Requirement -> Reproduce the lines below exactly. Skip images.

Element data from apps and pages
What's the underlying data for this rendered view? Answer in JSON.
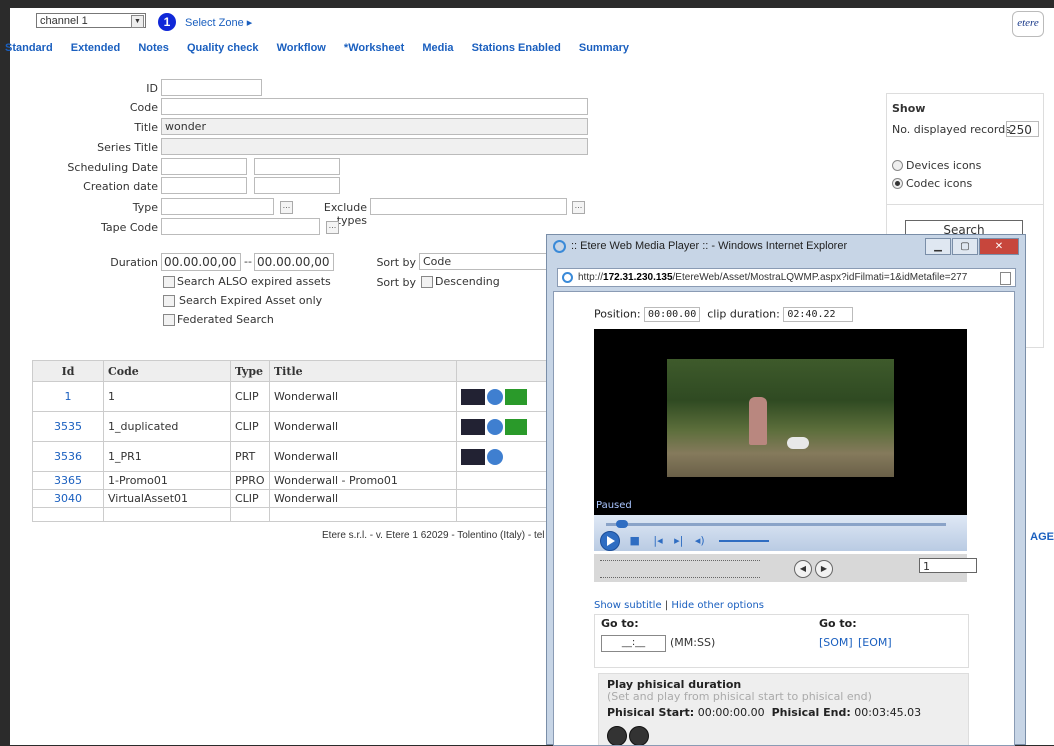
{
  "topbar": {
    "channel": "channel 1",
    "step": "1",
    "select_zone": "Select Zone ▸",
    "logo": "etere"
  },
  "tabs": [
    "Standard",
    "Extended",
    "Notes",
    "Quality check",
    "Workflow",
    "*Worksheet",
    "Media",
    "Stations Enabled",
    "Summary"
  ],
  "form": {
    "id_label": "ID",
    "code_label": "Code",
    "title_label": "Title",
    "title_value": "wonder",
    "series_title_label": "Series Title",
    "scheduling_date_label": "Scheduling Date",
    "creation_date_label": "Creation date",
    "type_label": "Type",
    "exclude_types_label": "Exclude types",
    "tape_code_label": "Tape Code",
    "duration_label": "Duration",
    "duration_from": "00.00.00,00",
    "duration_sep": "--",
    "duration_to": "00.00.00,00",
    "sort_by_label": "Sort by",
    "sort_by_value": "Code",
    "sort_by2_label": "Sort by",
    "descending_label": "Descending",
    "search_also_expired": "Search ALSO expired assets",
    "search_expired_only": "Search Expired Asset only",
    "federated_search": "Federated Search",
    "dots": "..."
  },
  "show_panel": {
    "title": "Show",
    "displayed_label": "No. displayed records",
    "displayed_value": "250",
    "devices_icons": "Devices icons",
    "codec_icons": "Codec icons",
    "search_button": "Search"
  },
  "table": {
    "headers": [
      "Id",
      "Code",
      "Type",
      "Title"
    ],
    "rows": [
      {
        "id": "1",
        "code": "1",
        "type": "CLIP",
        "title": "Wonderwall",
        "icons": [
          "mxf-icon",
          "download-icon",
          "sea-icon"
        ]
      },
      {
        "id": "3535",
        "code": "1_duplicated",
        "type": "CLIP",
        "title": "Wonderwall",
        "icons": [
          "mxf-icon",
          "download-icon",
          "sea-icon"
        ]
      },
      {
        "id": "3536",
        "code": "1_PR1",
        "type": "PRT",
        "title": "Wonderwall",
        "icons": [
          "mxf-icon",
          "download-icon"
        ]
      },
      {
        "id": "3365",
        "code": "1-Promo01",
        "type": "PPRO",
        "title": "Wonderwall - Promo01",
        "icons": []
      },
      {
        "id": "3040",
        "code": "VirtualAsset01",
        "type": "CLIP",
        "title": "Wonderwall",
        "icons": []
      }
    ]
  },
  "footer": {
    "text": "Etere s.r.l. - v.  Etere 1 62029 - Tolentino (Italy) - tel",
    "age": "AGE"
  },
  "popup": {
    "title": ":: Etere Web Media Player :: - Windows Internet Explorer",
    "url_prefix": "http://",
    "url_host": "172.31.230.135",
    "url_path": "/EtereWeb/Asset/MostraLQWMP.aspx?idFilmati=1&idMetafile=277",
    "position_label": "Position:",
    "position_value": "00:00.00",
    "clip_duration_label": "clip duration:",
    "clip_duration_value": "02:40.22",
    "paused": "Paused",
    "frame_value": "1",
    "show_subtitle": "Show subtitle",
    "link_sep": "|",
    "hide_other_options": "Hide other options",
    "goto_label": "Go to:",
    "goto2_label": "Go to:",
    "goto_field": "__:__",
    "goto_format": "(MM:SS)",
    "som": "[SOM]",
    "eom": "[EOM]",
    "physical_title": "Play phisical duration",
    "physical_sub": "(Set and play from phisical start to phisical end)",
    "physical_start_label": "Phisical Start:",
    "physical_start_value": "00:00:00.00",
    "physical_end_label": "Phisical End:",
    "physical_end_value": "00:03:45.03"
  }
}
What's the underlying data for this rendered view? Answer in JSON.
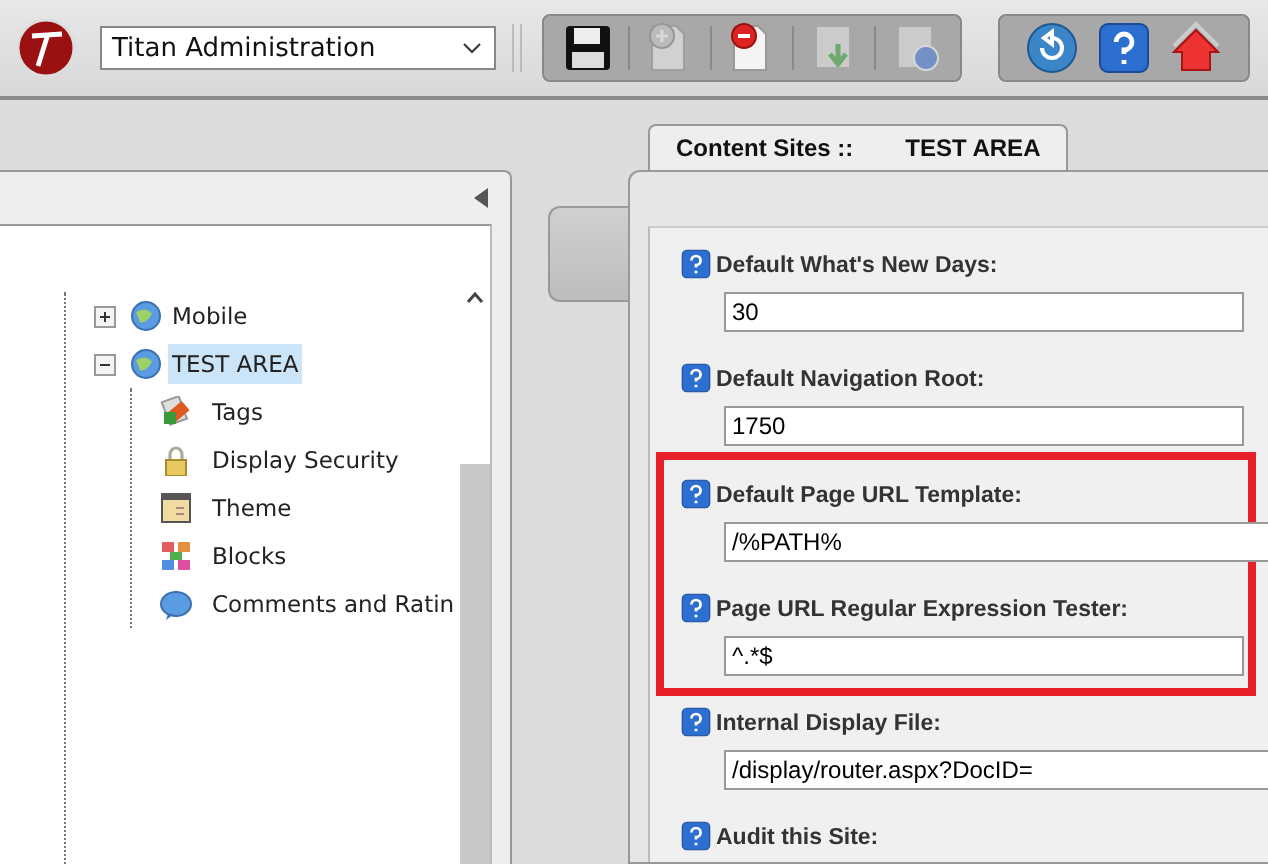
{
  "toolbar": {
    "app_select": {
      "value": "Titan Administration"
    },
    "groups": [
      {
        "buttons": [
          {
            "kind": "save",
            "disabled": false
          },
          {
            "kind": "add-page",
            "disabled": true
          },
          {
            "kind": "remove-page",
            "disabled": false
          },
          {
            "kind": "import",
            "disabled": true
          },
          {
            "kind": "publish",
            "disabled": true
          }
        ]
      },
      {
        "buttons": [
          {
            "kind": "refresh",
            "disabled": false
          },
          {
            "kind": "help",
            "disabled": false
          },
          {
            "kind": "home",
            "disabled": false
          }
        ]
      }
    ]
  },
  "tree": {
    "nodes": [
      {
        "label": "Mobile",
        "kind": "site",
        "expanded": false,
        "selected": false
      },
      {
        "label": "TEST AREA",
        "kind": "site",
        "expanded": true,
        "selected": true,
        "children": [
          {
            "label": "Tags",
            "kind": "tags",
            "selected": false
          },
          {
            "label": "Display Security",
            "kind": "lock",
            "selected": false
          },
          {
            "label": "Theme",
            "kind": "theme",
            "selected": false
          },
          {
            "label": "Blocks",
            "kind": "blocks",
            "selected": false
          },
          {
            "label": "Comments and Ratin",
            "kind": "comments",
            "selected": false
          }
        ]
      }
    ]
  },
  "tab": {
    "label": "Content Sites ::",
    "site": "TEST AREA"
  },
  "fields": [
    {
      "label": "Default What's New Days:",
      "value": "30",
      "highlighted": false,
      "wide": false
    },
    {
      "label": "Default Navigation Root:",
      "value": "1750",
      "highlighted": false,
      "wide": false
    },
    {
      "label": "Default Page URL Template:",
      "value": "/%PATH%",
      "highlighted": true,
      "wide": true
    },
    {
      "label": "Page URL Regular Expression Tester:",
      "value": "^.*$",
      "highlighted": true,
      "wide": false
    },
    {
      "label": "Internal Display File:",
      "value": "/display/router.aspx?DocID=",
      "highlighted": false,
      "wide": true
    },
    {
      "label": "Audit this Site:",
      "highlighted": false
    }
  ]
}
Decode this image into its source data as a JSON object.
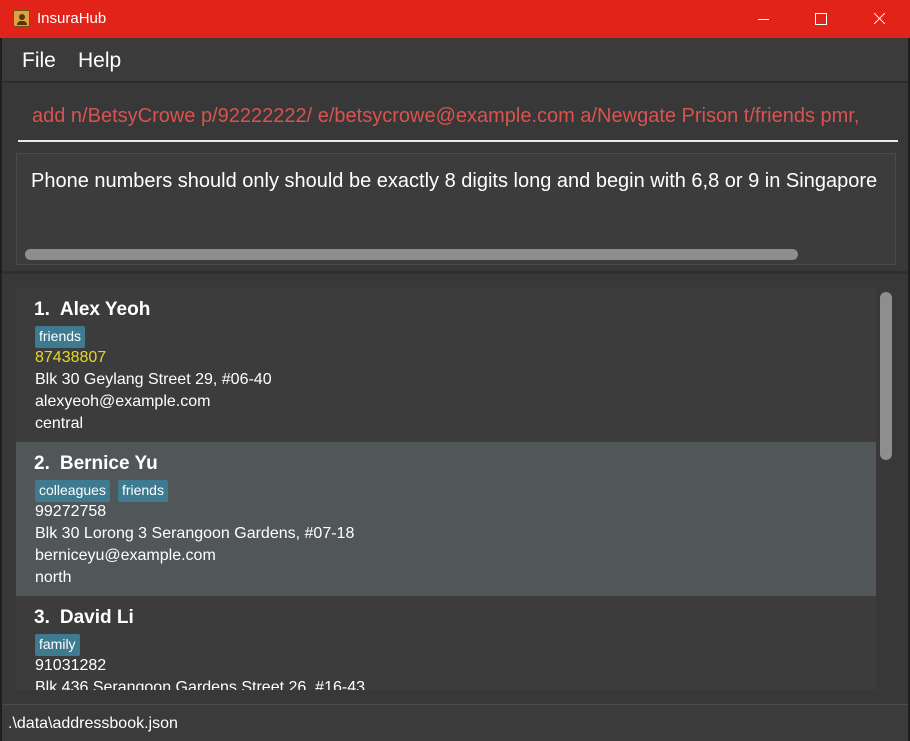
{
  "window": {
    "title": "InsuraHub",
    "app_icon": "address-book-icon",
    "controls": [
      "minimize-icon",
      "maximize-icon",
      "close-icon"
    ]
  },
  "menu": {
    "file": "File",
    "help": "Help"
  },
  "command": {
    "value": "add n/BetsyCrowe p/92222222/ e/betsycrowe@example.com a/Newgate Prison t/friends pmr,"
  },
  "result": {
    "text": "Phone numbers should only should be exactly 8 digits long and begin with 6,8 or 9 in Singapore"
  },
  "persons": [
    {
      "index": "1.",
      "name": "Alex Yeoh",
      "tags": [
        "friends"
      ],
      "phone": "87438807",
      "address": "Blk 30 Geylang Street 29, #06-40",
      "email": "alexyeoh@example.com",
      "region": "central"
    },
    {
      "index": "2.",
      "name": "Bernice Yu",
      "tags": [
        "colleagues",
        "friends"
      ],
      "phone": "99272758",
      "address": "Blk 30 Lorong 3 Serangoon Gardens, #07-18",
      "email": "berniceyu@example.com",
      "region": "north"
    },
    {
      "index": "3.",
      "name": "David Li",
      "tags": [
        "family"
      ],
      "phone": "91031282",
      "address": "Blk 436 Serangoon Gardens Street 26, #16-43",
      "email": "",
      "region": ""
    }
  ],
  "status": {
    "path": ".\\data\\addressbook.json"
  },
  "colors": {
    "titlebar": "#e2231a",
    "command_text": "#d9534f",
    "tag": "#3e7b91",
    "selected_card": "#515658",
    "phone_highlight": "#e6d82a"
  }
}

Your solution ->
What's the underlying data for this rendered view? Answer in JSON.
{
  "topbar": {
    "channel": "channel 1",
    "step": "1",
    "select_zone": "Select Zone ▸",
    "logo": "etere"
  },
  "tabs": [
    "Standard",
    "Extended",
    "Notes",
    "Quality check",
    "Workflow",
    "*Worksheet",
    "Media",
    "Stations Enabled",
    "Summary"
  ],
  "form": {
    "id_label": "ID",
    "code_label": "Code",
    "title_label": "Title",
    "title_value": "wonder",
    "series_title_label": "Series Title",
    "scheduling_date_label": "Scheduling Date",
    "creation_date_label": "Creation date",
    "type_label": "Type",
    "exclude_types_label": "Exclude types",
    "tape_code_label": "Tape Code",
    "duration_label": "Duration",
    "duration_from": "00.00.00,00",
    "duration_sep": "--",
    "duration_to": "00.00.00,00",
    "sort_by_label": "Sort by",
    "sort_by_value": "Code",
    "sort_by2_label": "Sort by",
    "descending_label": "Descending",
    "search_also_expired": "Search ALSO expired assets",
    "search_expired_only": "Search Expired Asset only",
    "federated_search": "Federated Search",
    "dots": "..."
  },
  "show_panel": {
    "title": "Show",
    "displayed_label": "No. displayed records",
    "displayed_value": "250",
    "devices_icons": "Devices icons",
    "codec_icons": "Codec icons",
    "search_button": "Search"
  },
  "table": {
    "headers": [
      "Id",
      "Code",
      "Type",
      "Title"
    ],
    "rows": [
      {
        "id": "1",
        "code": "1",
        "type": "CLIP",
        "title": "Wonderwall",
        "icons": [
          "mxf-icon",
          "download-icon",
          "sea-icon"
        ]
      },
      {
        "id": "3535",
        "code": "1_duplicated",
        "type": "CLIP",
        "title": "Wonderwall",
        "icons": [
          "mxf-icon",
          "download-icon",
          "sea-icon"
        ]
      },
      {
        "id": "3536",
        "code": "1_PR1",
        "type": "PRT",
        "title": "Wonderwall",
        "icons": [
          "mxf-icon",
          "download-icon"
        ]
      },
      {
        "id": "3365",
        "code": "1-Promo01",
        "type": "PPRO",
        "title": "Wonderwall - Promo01",
        "icons": []
      },
      {
        "id": "3040",
        "code": "VirtualAsset01",
        "type": "CLIP",
        "title": "Wonderwall",
        "icons": []
      }
    ]
  },
  "footer": {
    "text": "Etere s.r.l. - v.  Etere 1 62029 - Tolentino (Italy) - tel",
    "age": "AGE"
  },
  "popup": {
    "title": ":: Etere Web Media Player :: - Windows Internet Explorer",
    "url_prefix": "http://",
    "url_host": "172.31.230.135",
    "url_path": "/EtereWeb/Asset/MostraLQWMP.aspx?idFilmati=1&idMetafile=277",
    "position_label": "Position:",
    "position_value": "00:00.00",
    "clip_duration_label": "clip duration:",
    "clip_duration_value": "02:40.22",
    "paused": "Paused",
    "frame_value": "1",
    "show_subtitle": "Show subtitle",
    "link_sep": "|",
    "hide_other_options": "Hide other options",
    "goto_label": "Go to:",
    "goto2_label": "Go to:",
    "goto_field": "__:__",
    "goto_format": "(MM:SS)",
    "som": "[SOM]",
    "eom": "[EOM]",
    "physical_title": "Play phisical duration",
    "physical_sub": "(Set and play from phisical start to phisical end)",
    "physical_start_label": "Phisical Start:",
    "physical_start_value": "00:00:00.00",
    "physical_end_label": "Phisical End:",
    "physical_end_value": "00:03:45.03"
  }
}
What's the underlying data for this rendered view? Answer in JSON.
{
  "toolbar": {
    "app_select": {
      "value": "Titan Administration"
    },
    "groups": [
      {
        "buttons": [
          {
            "kind": "save",
            "disabled": false
          },
          {
            "kind": "add-page",
            "disabled": true
          },
          {
            "kind": "remove-page",
            "disabled": false
          },
          {
            "kind": "import",
            "disabled": true
          },
          {
            "kind": "publish",
            "disabled": true
          }
        ]
      },
      {
        "buttons": [
          {
            "kind": "refresh",
            "disabled": false
          },
          {
            "kind": "help",
            "disabled": false
          },
          {
            "kind": "home",
            "disabled": false
          }
        ]
      }
    ]
  },
  "tree": {
    "nodes": [
      {
        "label": "Mobile",
        "kind": "site",
        "expanded": false,
        "selected": false
      },
      {
        "label": "TEST AREA",
        "kind": "site",
        "expanded": true,
        "selected": true,
        "children": [
          {
            "label": "Tags",
            "kind": "tags",
            "selected": false
          },
          {
            "label": "Display Security",
            "kind": "lock",
            "selected": false
          },
          {
            "label": "Theme",
            "kind": "theme",
            "selected": false
          },
          {
            "label": "Blocks",
            "kind": "blocks",
            "selected": false
          },
          {
            "label": "Comments and Ratin",
            "kind": "comments",
            "selected": false
          }
        ]
      }
    ]
  },
  "tab": {
    "label": "Content Sites ::",
    "site": "TEST AREA"
  },
  "fields": [
    {
      "label": "Default What's New Days:",
      "value": "30",
      "highlighted": false,
      "wide": false
    },
    {
      "label": "Default Navigation Root:",
      "value": "1750",
      "highlighted": false,
      "wide": false
    },
    {
      "label": "Default Page URL Template:",
      "value": "/%PATH%",
      "highlighted": true,
      "wide": true
    },
    {
      "label": "Page URL Regular Expression Tester:",
      "value": "^.*$",
      "highlighted": true,
      "wide": false
    },
    {
      "label": "Internal Display File:",
      "value": "/display/router.aspx?DocID=",
      "highlighted": false,
      "wide": true
    },
    {
      "label": "Audit this Site:",
      "highlighted": false
    }
  ]
}
Decode this image into its source data as a JSON object.
{
  "window": {
    "title": "InsuraHub",
    "app_icon": "address-book-icon",
    "controls": [
      "minimize-icon",
      "maximize-icon",
      "close-icon"
    ]
  },
  "menu": {
    "file": "File",
    "help": "Help"
  },
  "command": {
    "value": "add n/BetsyCrowe p/92222222/ e/betsycrowe@example.com a/Newgate Prison t/friends pmr,"
  },
  "result": {
    "text": "Phone numbers should only should be exactly 8 digits long and begin with 6,8 or 9 in Singapore"
  },
  "persons": [
    {
      "index": "1.",
      "name": "Alex Yeoh",
      "tags": [
        "friends"
      ],
      "phone": "87438807",
      "address": "Blk 30 Geylang Street 29, #06-40",
      "email": "alexyeoh@example.com",
      "region": "central"
    },
    {
      "index": "2.",
      "name": "Bernice Yu",
      "tags": [
        "colleagues",
        "friends"
      ],
      "phone": "99272758",
      "address": "Blk 30 Lorong 3 Serangoon Gardens, #07-18",
      "email": "berniceyu@example.com",
      "region": "north"
    },
    {
      "index": "3.",
      "name": "David Li",
      "tags": [
        "family"
      ],
      "phone": "91031282",
      "address": "Blk 436 Serangoon Gardens Street 26, #16-43",
      "email": "",
      "region": ""
    }
  ],
  "status": {
    "path": ".\\data\\addressbook.json"
  },
  "colors": {
    "titlebar": "#e2231a",
    "command_text": "#d9534f",
    "tag": "#3e7b91",
    "selected_card": "#515658",
    "phone_highlight": "#e6d82a"
  }
}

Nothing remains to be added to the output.